Project description:In addition to the intrinsic toxicity associated with the chemical composition of nanoparticles (NP) and their ligands, biofunctionalized NP can perturb specific cellular processes through NP-cell interactions and induce programmed cell death (apoptosis). In the case of the epidermal growth factor (EGF), nanoconjugation has been shown to enhance the apoptotic efficacy of the ligand, but the critical aspects of the underlying mechanism and its dependence on the NP morphology remain unclear. In this manuscript we characterize the apoptotic efficacy of nanoconjugated EGF as a function of NP size (with sphere diameters in the range 20-80 nm), aspect ratio (A.R., in the range of 4.5 to 8.6), and EGF surface loading in EGFR overexpressing MDA-MB-468 cells. We demonstrate a significant size and morphology dependence in this relatively narrow parameter space with spherical NP with a diameter of approx. 80 nm being much more efficient in inducing apoptosis than smaller spherical NP or rod-shaped NP with comparable EGF loading. The nanoconjugated EGF is found to trigger an EGFR-dependent increase in cytoplasmic reactive oxygen species (ROS) levels but no indications of increased mitochondrial ROS levels or mitochondrial membrane damage are detected at early time points of the apoptosis induction. The increase in cytoplasmic ROS is accompanied by a perturbation of the intracellular glutathione homeostasis, which represents an important check-point for NP-EGF mediated apoptosis.

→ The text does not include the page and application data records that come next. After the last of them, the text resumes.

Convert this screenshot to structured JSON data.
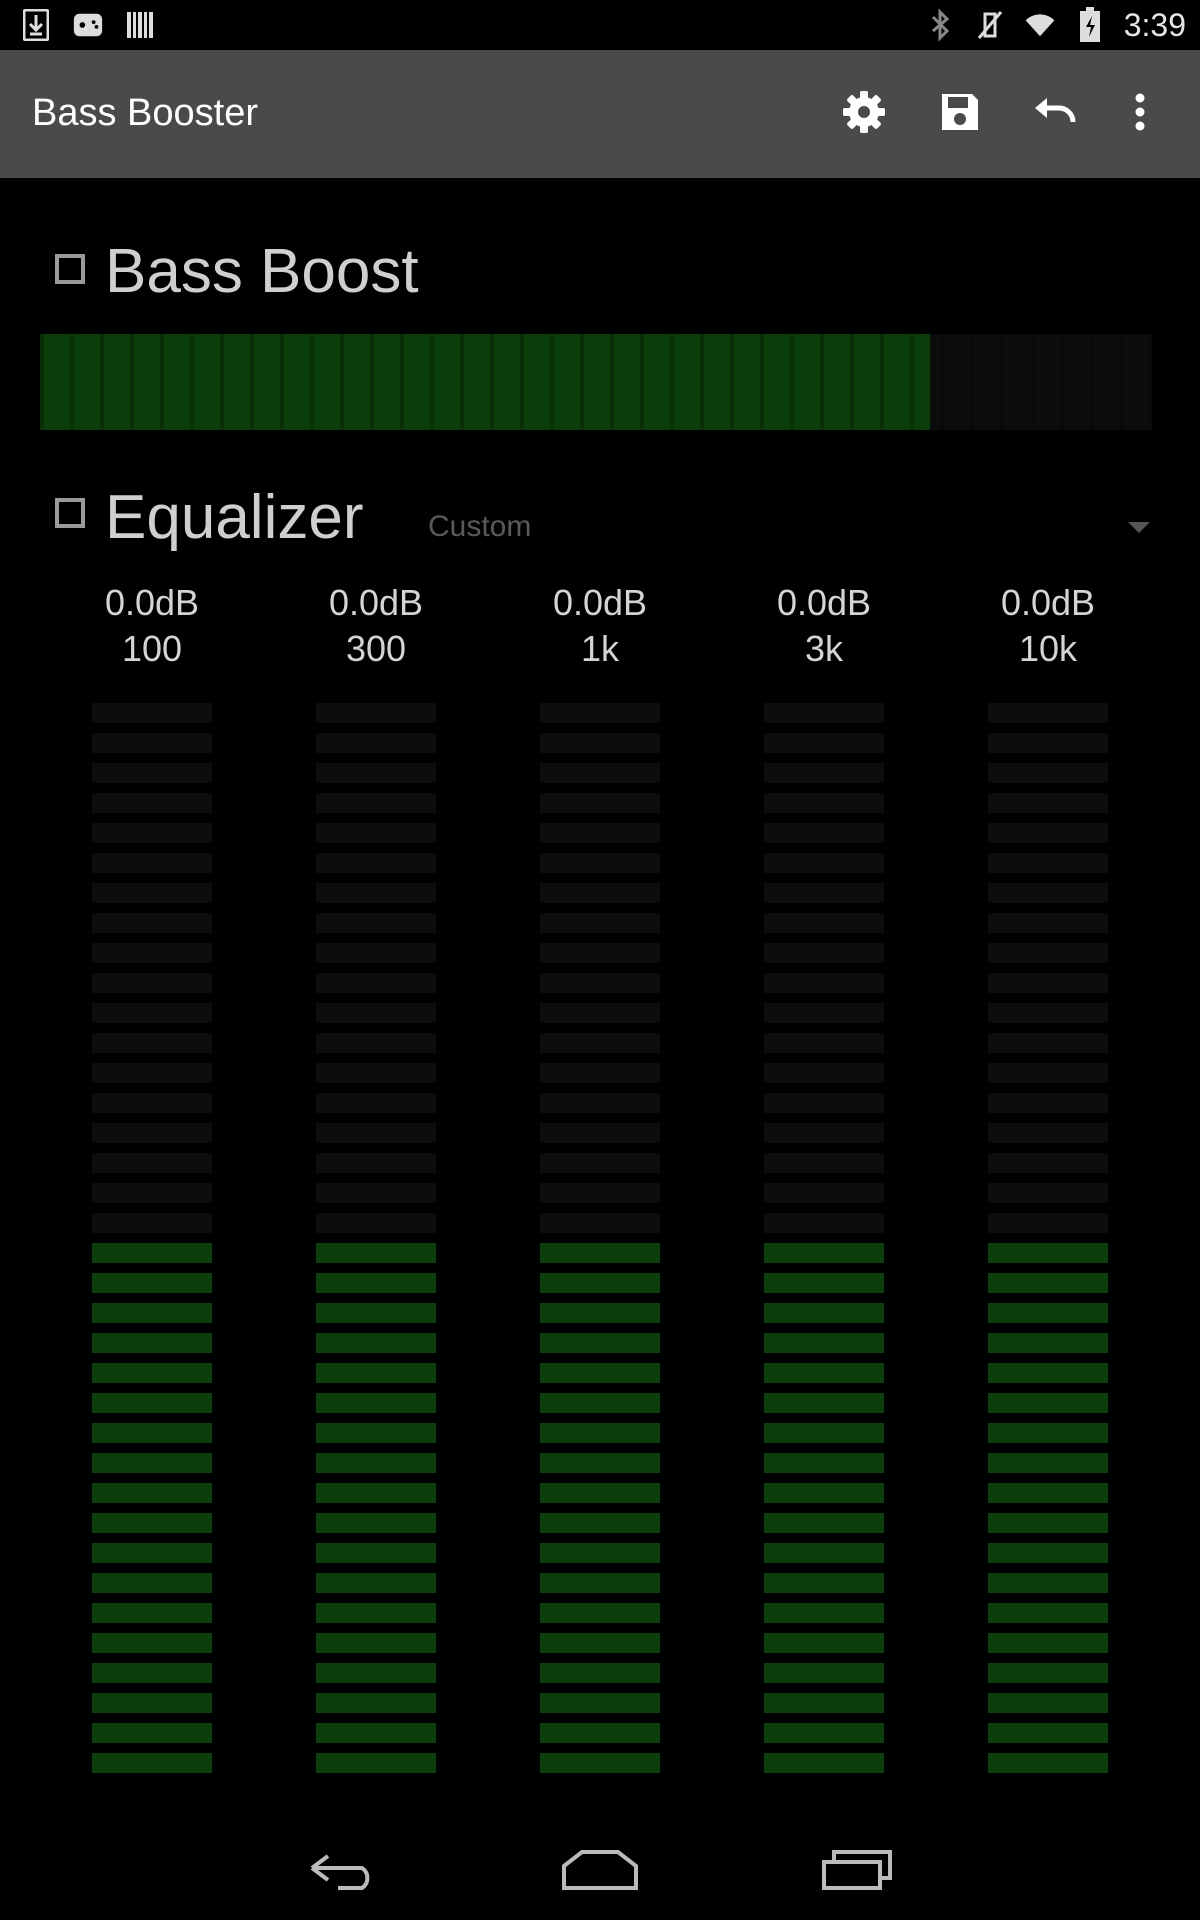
{
  "status_bar": {
    "time": "3:39",
    "left_icons": [
      "download-icon",
      "game-controller-icon",
      "barcode-icon"
    ],
    "right_icons": [
      "bluetooth-icon",
      "vibrate-off-icon",
      "wifi-icon",
      "battery-charging-icon"
    ]
  },
  "app_bar": {
    "title": "Bass Booster",
    "actions": [
      "settings-icon",
      "save-icon",
      "undo-icon",
      "overflow-menu-icon"
    ]
  },
  "bass_boost": {
    "label": "Bass Boost",
    "checked": false,
    "level_fraction": 0.8
  },
  "equalizer": {
    "label": "Equalizer",
    "checked": false,
    "preset": "Custom",
    "segment_count": 36,
    "active_segments": 18,
    "bands": [
      {
        "db": "0.0dB",
        "freq": "100"
      },
      {
        "db": "0.0dB",
        "freq": "300"
      },
      {
        "db": "0.0dB",
        "freq": "1k"
      },
      {
        "db": "0.0dB",
        "freq": "3k"
      },
      {
        "db": "0.0dB",
        "freq": "10k"
      }
    ]
  },
  "colors": {
    "accent_green": "#0b3e0b",
    "segment_off": "#0d0d0d",
    "appbar": "#4a4a4a"
  },
  "nav_bar": [
    "back-icon",
    "home-icon",
    "recents-icon"
  ]
}
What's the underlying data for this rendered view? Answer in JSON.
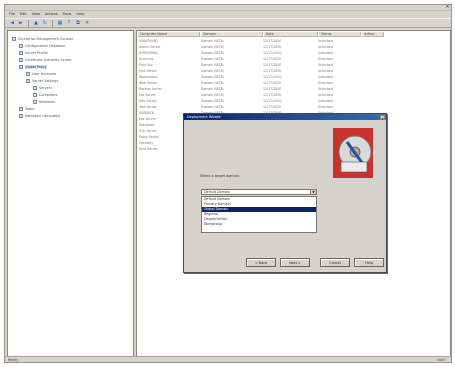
{
  "window": {
    "menus": [
      "File",
      "Edit",
      "View",
      "Actions",
      "Tools",
      "Help"
    ],
    "toolbar_icons": [
      "back-icon",
      "forward-icon",
      "up-icon",
      "refresh-icon",
      "properties-icon",
      "help-icon",
      "copy-icon",
      "delete-icon"
    ]
  },
  "tree": [
    {
      "label": "Enterprise Management Console",
      "level": 0
    },
    {
      "label": "Configuration Database",
      "level": 1
    },
    {
      "label": "Server Profile",
      "level": 1
    },
    {
      "label": "Certificate Authority Server",
      "level": 1
    },
    {
      "label": "Global Policy",
      "level": 1,
      "selected": true
    },
    {
      "label": "User Accounts",
      "level": 2
    },
    {
      "label": "Server Settings",
      "level": 2
    },
    {
      "label": "Servers",
      "level": 3
    },
    {
      "label": "Computers",
      "level": 3
    },
    {
      "label": "Networks",
      "level": 3
    },
    {
      "label": "Tasks",
      "level": 1
    },
    {
      "label": "Managed Computers",
      "level": 1
    }
  ],
  "table": {
    "headers": [
      "Computer Name",
      "Domain",
      "Date",
      "Status",
      "Action"
    ],
    "rows": [
      [
        "SVRADMIN1",
        "Domain NETA\\",
        "12/17/2000",
        "Unlocked"
      ],
      [
        "Admin Server",
        "Domain NETA\\",
        "12/17/2000",
        "Unlocked"
      ],
      [
        "SVRADMIN2",
        "Domain NETA\\",
        "12/17/2000",
        "Unlocked"
      ],
      [
        "Accounts",
        "Domain NETA\\",
        "12/17/2000",
        "Unlocked"
      ],
      [
        "Print Svc",
        "Domain NETA\\",
        "12/17/2000",
        "Unlocked"
      ],
      [
        "Mail Server",
        "Domain NETA\\",
        "12/17/2000",
        "Unlocked"
      ],
      [
        "Workstation",
        "Domain NETA\\",
        "12/17/2000",
        "Unlocked"
      ],
      [
        "Web Server",
        "Domain NETA\\",
        "12/17/2000",
        "Unlocked"
      ],
      [
        "Backup Server",
        "Domain NETA\\",
        "12/17/2000",
        "Unlocked"
      ],
      [
        "File Server",
        "Domain NETA\\",
        "12/17/2000",
        "Unlocked"
      ],
      [
        "Dev Server",
        "Domain NETA\\",
        "12/17/2000",
        "Unlocked"
      ],
      [
        "Test Server",
        "Domain NETA\\",
        "12/17/2000",
        "Unlocked"
      ],
      [
        "SVRBACK",
        "Domain NETA\\",
        "12/17/2000",
        "Unlocked"
      ],
      [
        "Fax Server",
        "",
        "",
        ""
      ],
      [
        "Database",
        "",
        "",
        ""
      ],
      [
        "SQL Server",
        "",
        "",
        ""
      ],
      [
        "Proxy Server",
        "",
        "",
        ""
      ],
      [
        "Gateway",
        "",
        "",
        ""
      ],
      [
        "Host Server",
        "",
        "",
        ""
      ]
    ]
  },
  "dialog": {
    "title": "Deployment Wizard",
    "close": "×",
    "prompt": "Select a target domain:",
    "combo_value": "Default Domain",
    "options": [
      "Default Domain",
      "Primary Domain",
      "Global Domain",
      "Regional",
      "Departmental",
      "Workgroup"
    ],
    "selected_option": 2,
    "buttons": [
      "< Back",
      "Next >",
      "Cancel",
      "Help"
    ]
  },
  "status": {
    "left": "Ready",
    "right": "NUM"
  }
}
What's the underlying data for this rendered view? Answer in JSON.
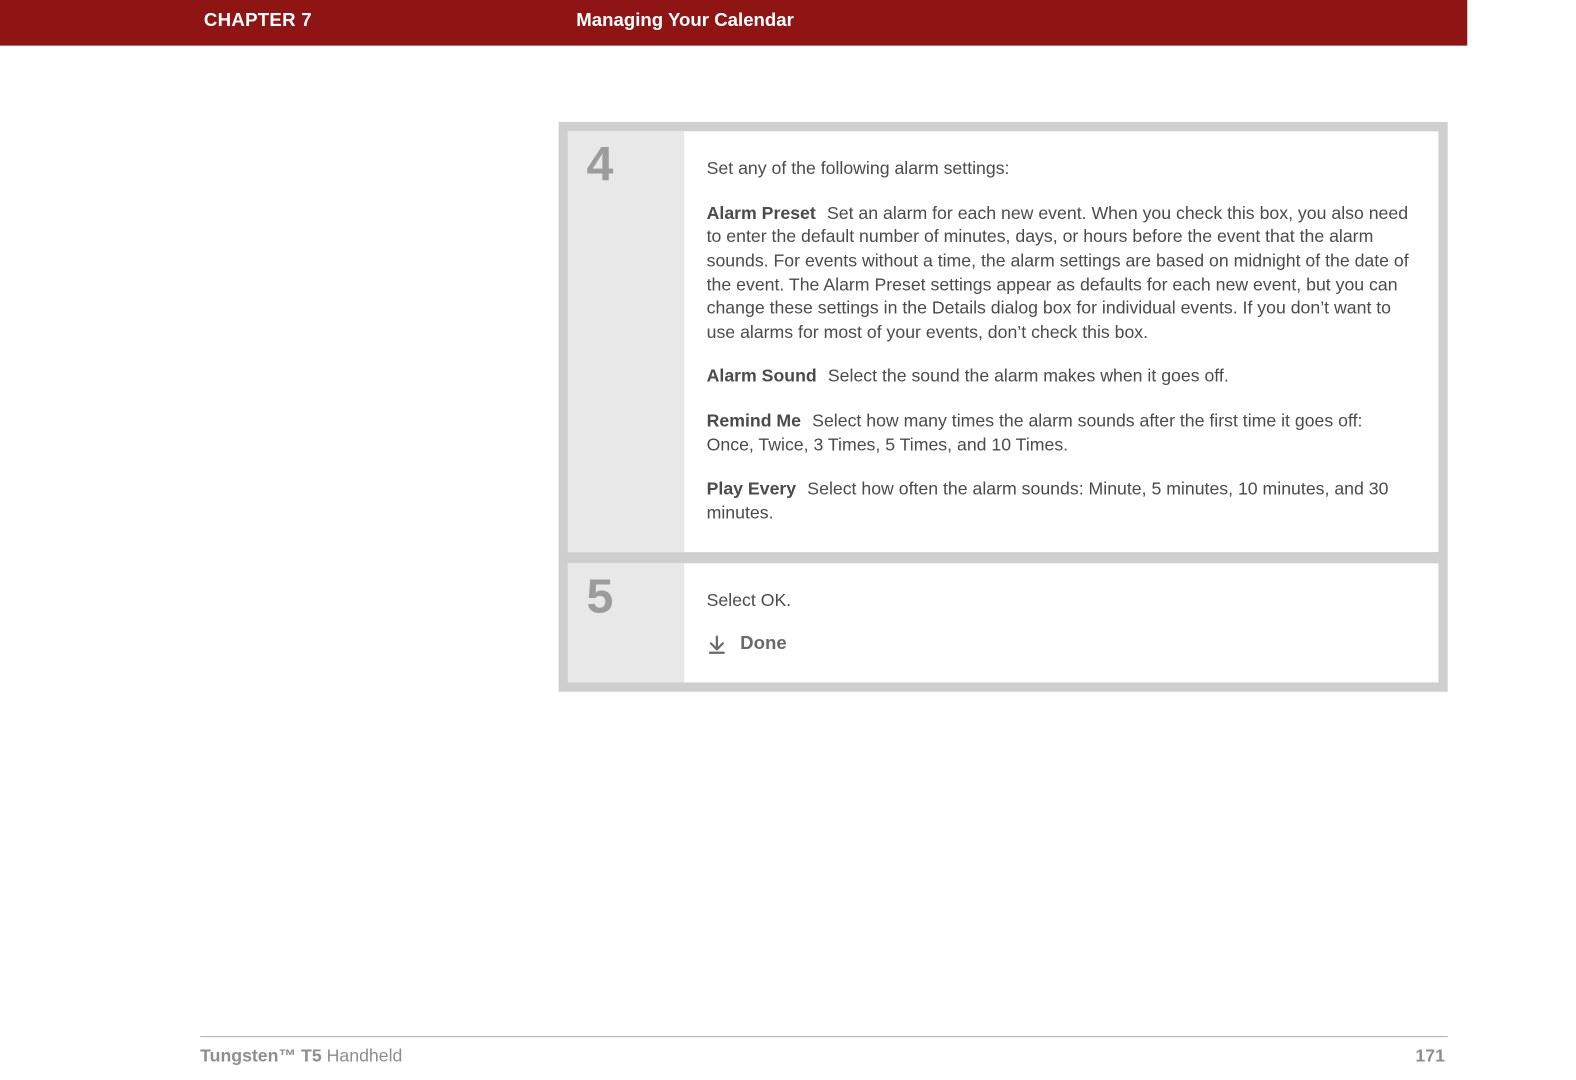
{
  "header": {
    "chapter_label": "CHAPTER 7",
    "chapter_title": "Managing Your Calendar"
  },
  "steps": [
    {
      "number": "4",
      "intro": "Set any of the following alarm settings:",
      "settings": [
        {
          "label": "Alarm Preset",
          "text": "Set an alarm for each new event. When you check this box, you also need to enter the default number of minutes, days, or hours before the event that the alarm sounds. For events without a time, the alarm settings are based on midnight of the date of the event. The Alarm Preset settings appear as defaults for each new event, but you can change these settings in the Details dialog box for individual events. If you don’t want to use alarms for most of your events, don’t check this box."
        },
        {
          "label": "Alarm Sound",
          "text": "Select the sound the alarm makes when it goes off."
        },
        {
          "label": "Remind Me",
          "text": "Select how many times the alarm sounds after the first time it goes off: Once, Twice, 3 Times, 5 Times, and 10 Times."
        },
        {
          "label": "Play Every",
          "text": "Select how often the alarm sounds: Minute, 5 minutes, 10 minutes, and 30 minutes."
        }
      ]
    },
    {
      "number": "5",
      "intro": "Select OK.",
      "done_label": "Done"
    }
  ],
  "footer": {
    "product_strong": "Tungsten™ T5",
    "product_rest": " Handheld",
    "page_number": "171"
  }
}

Abrogation of the oxidative stress through the inhibition of EGFR signaling by the EGFR inhibitor AG1478 or addition of antioxidants N-acetyl cysteine (NAC) or tempol, but not trolox, successfully suppressed the apoptotic effect of nanoconjugated EGF. A model to account for the observed morphology dependence of EGF nanoconjugation enhanced apoptosis and the underlying NP-cell interactions is discussed.